This view accords well with the legislative history of a similar provision, the definition of "wages" under the social security tax system, 26 U.S.C. § 3121, a definition held to have "the same essential meaning" as that for withholding. Royster Co. v. United States, 479 F.2d 387, 390 (4th Cir. 1973). The House Report on the initial Social Security Bill, H.R. 7260, 74th Cong., 1st Sess., stated:

Wages include not only the cash payments made to the employee for work done, but also compensation for services in any other form, such as room, board, etc.

H.R.Rep. No. 615, 74th Cong., 1st Sess., p. 32 (1939-2 Cumm.Bull. 600, 606). The Senate Report contained similar language:

The term "wages" is defined to mean all remuneration for employment, including the cash value of all remuneration paid in any other medium than cash. That is, in addition to money payments, it includes payments in kind, rent, food, lodging, etc.

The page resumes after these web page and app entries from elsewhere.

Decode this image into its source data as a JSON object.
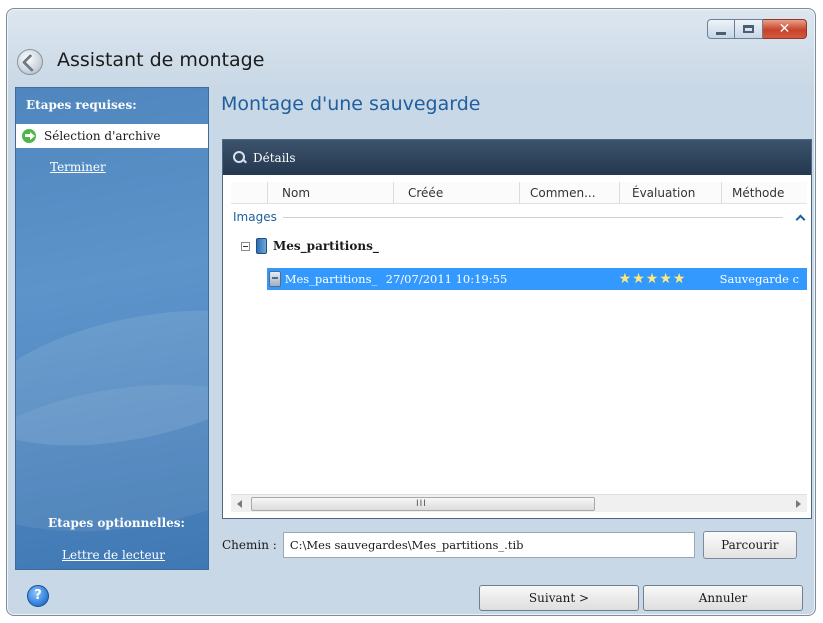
{
  "window": {
    "title": "Assistant de montage",
    "close_glyph": "✕"
  },
  "sidebar": {
    "required_heading": "Etapes requises:",
    "active_step": "Sélection d'archive",
    "finish_link": "Terminer",
    "optional_heading": "Etapes optionnelles:",
    "drive_letter_link": "Lettre de lecteur"
  },
  "main": {
    "title": "Montage d'une sauvegarde",
    "details_label": "Détails",
    "columns": [
      "Nom",
      "Créée",
      "Commen...",
      "Évaluation",
      "Méthode"
    ],
    "group_label": "Images",
    "tree_node": "Mes_partitions_",
    "selected_row": {
      "name": "Mes_partitions_",
      "created": "27/07/2011 10:19:55",
      "rating_stars": "★★★★★",
      "method": "Sauvegarde c"
    },
    "scroll_grip": "III"
  },
  "path": {
    "label": "Chemin :",
    "value": "C:\\Mes sauvegardes\\Mes_partitions_.tib",
    "browse_label": "Parcourir"
  },
  "footer": {
    "help_glyph": "?",
    "next_label": "Suivant >",
    "cancel_label": "Annuler"
  },
  "colors": {
    "accent": "#1f5f9e",
    "selection": "#3399ff",
    "sidebar": "#4f86bd"
  }
}
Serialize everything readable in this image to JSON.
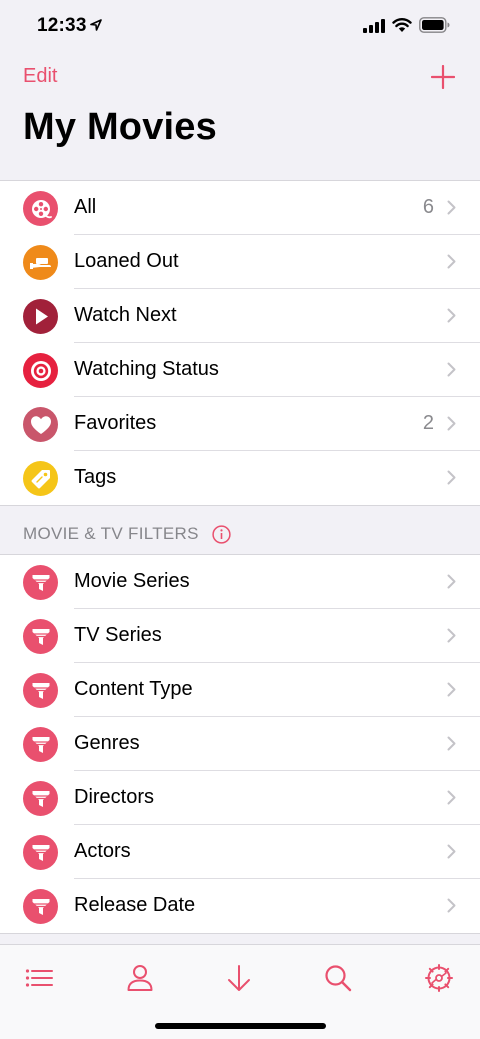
{
  "status_bar": {
    "time": "12:33"
  },
  "nav": {
    "edit_label": "Edit",
    "title": "My Movies"
  },
  "main_list": [
    {
      "label": "All",
      "count": "6",
      "icon": "film-reel-icon",
      "color": "#e9506e"
    },
    {
      "label": "Loaned Out",
      "count": "",
      "icon": "hand-ticket-icon",
      "color": "#ef8a1a"
    },
    {
      "label": "Watch Next",
      "count": "",
      "icon": "play-icon",
      "color": "#a1213a"
    },
    {
      "label": "Watching Status",
      "count": "",
      "icon": "target-icon",
      "color": "#e6213f"
    },
    {
      "label": "Favorites",
      "count": "2",
      "icon": "heart-icon",
      "color": "#c9566b"
    },
    {
      "label": "Tags",
      "count": "",
      "icon": "tag-icon",
      "color": "#f5c518"
    }
  ],
  "section_header": "MOVIE & TV FILTERS",
  "filters": [
    {
      "label": "Movie Series",
      "icon": "filter-icon"
    },
    {
      "label": "TV Series",
      "icon": "filter-icon"
    },
    {
      "label": "Content Type",
      "icon": "filter-icon"
    },
    {
      "label": "Genres",
      "icon": "filter-icon"
    },
    {
      "label": "Directors",
      "icon": "filter-icon"
    },
    {
      "label": "Actors",
      "icon": "filter-icon"
    },
    {
      "label": "Release Date",
      "icon": "filter-icon"
    }
  ],
  "colors": {
    "accent": "#e9506e",
    "filter_icon_bg": "#e9506e"
  },
  "tab_bar": [
    "list-icon",
    "person-icon",
    "download-icon",
    "search-icon",
    "settings-icon"
  ]
}
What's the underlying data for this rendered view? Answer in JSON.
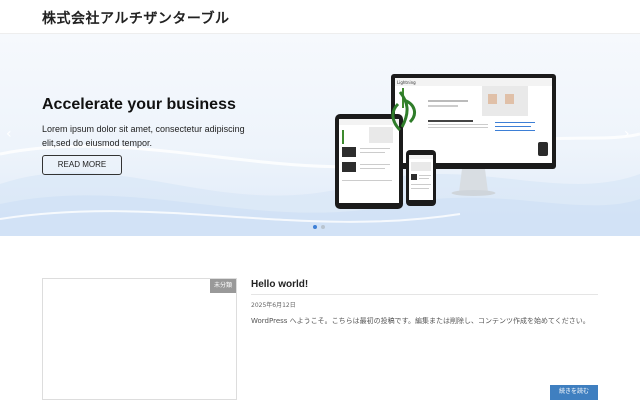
{
  "site": {
    "title": "株式会社アルチザンターブル"
  },
  "hero": {
    "heading": "Accelerate your business",
    "subtext": "Lorem ipsum dolor sit amet, consectetur adipiscing elit,sed do eiusmod tempor.",
    "cta_label": "READ MORE",
    "prev_arrow": "‹",
    "next_arrow": "›",
    "slides": 2,
    "active_slide": 1,
    "devices_icon": "responsive-devices-illustration",
    "device_brand": "Lightning"
  },
  "post": {
    "category_badge": "未分類",
    "title": "Hello world!",
    "date": "2025年6月12日",
    "excerpt": "WordPress へようこそ。こちらは最初の投稿です。編集または削除し、コンテンツ作成を始めてください。",
    "continue_label": "続きを読む"
  },
  "colors": {
    "accent": "#3f7fc0",
    "active_dot": "#3d7fd6",
    "badge_bg": "#999999"
  }
}
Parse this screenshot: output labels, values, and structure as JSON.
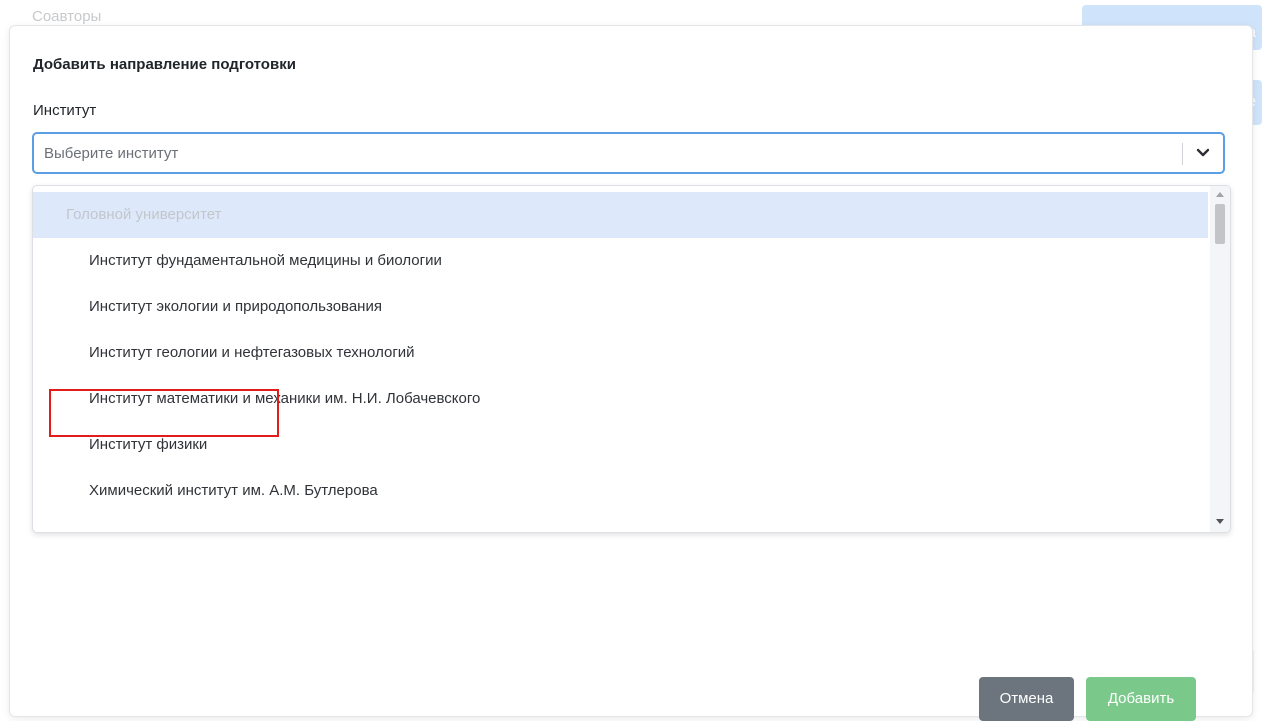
{
  "background": {
    "coauthors_label": "Соавторы",
    "button_1_fragment": "а",
    "button_2_fragment": "е"
  },
  "modal": {
    "title": "Добавить направление подготовки",
    "institute_label": "Институт",
    "select_placeholder": "Выберите институт",
    "dropdown": {
      "group_label": "Головной университет",
      "options": [
        "Институт фундаментальной медицины и биологии",
        "Институт экологии и природопользования",
        "Институт геологии и нефтегазовых технологий",
        "Институт математики и механики им. Н.И. Лобачевского",
        "Институт физики",
        "Химический институт им. А.М. Бутлерова"
      ],
      "highlighted_option": "Институт физики"
    },
    "cancel_label": "Отмена",
    "add_label": "Добавить"
  },
  "icons": {
    "select_chevron": "chevron-down-icon",
    "scroll_up": "scroll-up-arrow-icon",
    "scroll_down": "scroll-down-arrow-icon"
  },
  "colors": {
    "focus_border": "#5b9ee6",
    "group_bg": "#dde9fb",
    "highlight_border": "#e21b1b",
    "cancel_button": "#6c757d",
    "add_button": "#7ac98a"
  }
}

S.Rep. No. 628, 74th Cong., 1st Sess., p. 49 (1939-2 Cumm.Bull. 611, 623) (emphasis supplied).


The company agrees that whatever these reimbursements are classified as, they are still excludable under Treas.Reg. § 31.3401(a)-1(b)(2) concerning traveling expenses. The regulation provides in relevant part:

Amounts paid specifically either as advances or reimbursements for traveling or other bona fide ordinary and necessary expenses incurred or reasonably expected to be incurred in the business of the employer are not wages and are not subject to withholding.

However, to be travel expenses, the employee must be on travel status; that is, he must be on an overnight trip. United States v. Correll, 389 U.S. 299, 88 S.Ct. 445, 19 L.Ed.2d 537 (1967). Here the employees were not traveling overnight, and thus, the reimbursements were not travel expenses. Nor were the reimbursements necessary business expenses, for an employee's lunch without more, is not an "ordinary and necessary expense . . . incurred in the business of the employer."